Alexis Eaton, a sophomore from Wallingford, Connecticut, is an environmental engineering and sustainability dual major at the University of New Hampshire (UNH). Alexis is a member of the University Honors Program and the Tau Beta Pi engineering honor society. She conducted her research on hormone concentrations in wastewater through the Research Experience and Apprenticeship Program (REAP). She feels that it was a rewarding process and that she has grown by taking part in this opportunity. Alexis found that the most satisfying part of research was getting results that made sense; she saw trends in preliminary tests that she could put into context and explain. Because of the pandemic, she had to be cautious about working with wastewater samples, because COVID-19 could be present in them. This reality allowed her to practice lab safety skills, which she hopes to further develop this summer by partaking in a Summer Undergraduate Research Fellowship (SURF) to continue studying emerging contaminants. Alexis hopes her Inquiry article will raise awareness about her research topic as well as inspire undergraduates to take advantage of research opportunities. Following graduation in 2024, Alexis hopes to work for the Environmental Protection Agency or the National Park Service and anticipates that grad school will be a part of her future. Writing for Inquiry allowed her to practice skills that she hopes to use in her professional career.

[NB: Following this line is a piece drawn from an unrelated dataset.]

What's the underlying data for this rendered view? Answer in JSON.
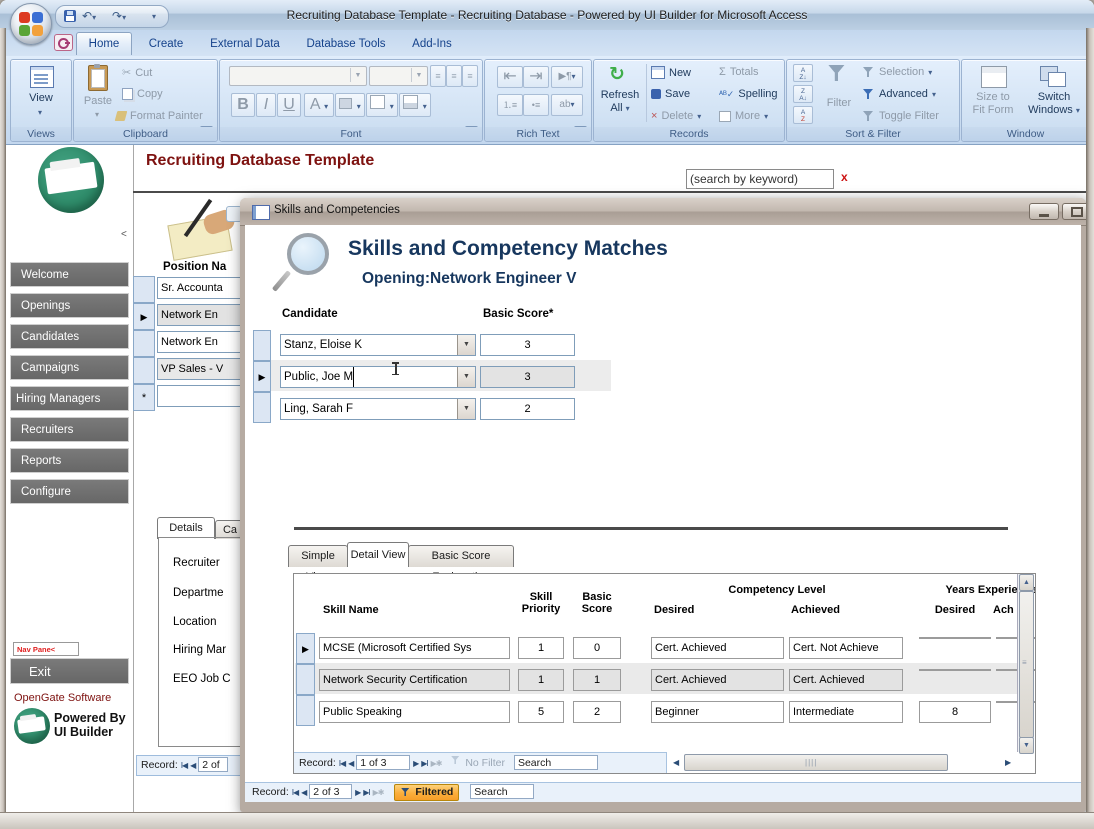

Dr. Paula Mouser, P.E., is an associate professor in the Department of Civil and Environmental Engineering. She joined the University of New Hampshire (UNH) in August 2017; her teaching specializations are environmental engineering microbiology and environmental pollution, and her research focuses on microbial transformation of environmental pollutants. She conducts research related to emerging contaminants, such as PFAS and PPCPs, that is funded by the NH Sea Grant. Alexis’s project dovetailed with research on this broader topic. Dr. Mouser enjoyed mentoring Alexis, who is one of the most motivated, independent undergraduate researchers she has mentored. She felt that Alexis took advantage of opportunities to work in the lab and the field and to learn from graduate students. Alexis is Dr. Mouser’s first Inquiry author, and she feels that the process of writing for Inquiry is similar to writing a paper for a peer-reviewed journal: it requires substantial time to develop, multiple iterations of writing and editing, and patience to polish the paragraphs in a way that improves readability. In her words, “It’s an awesome experience for a student to be mentored through this process and to have an opportunity to see their work in print for a wide audience to read.”
Copyright 2022, Alexis Eaton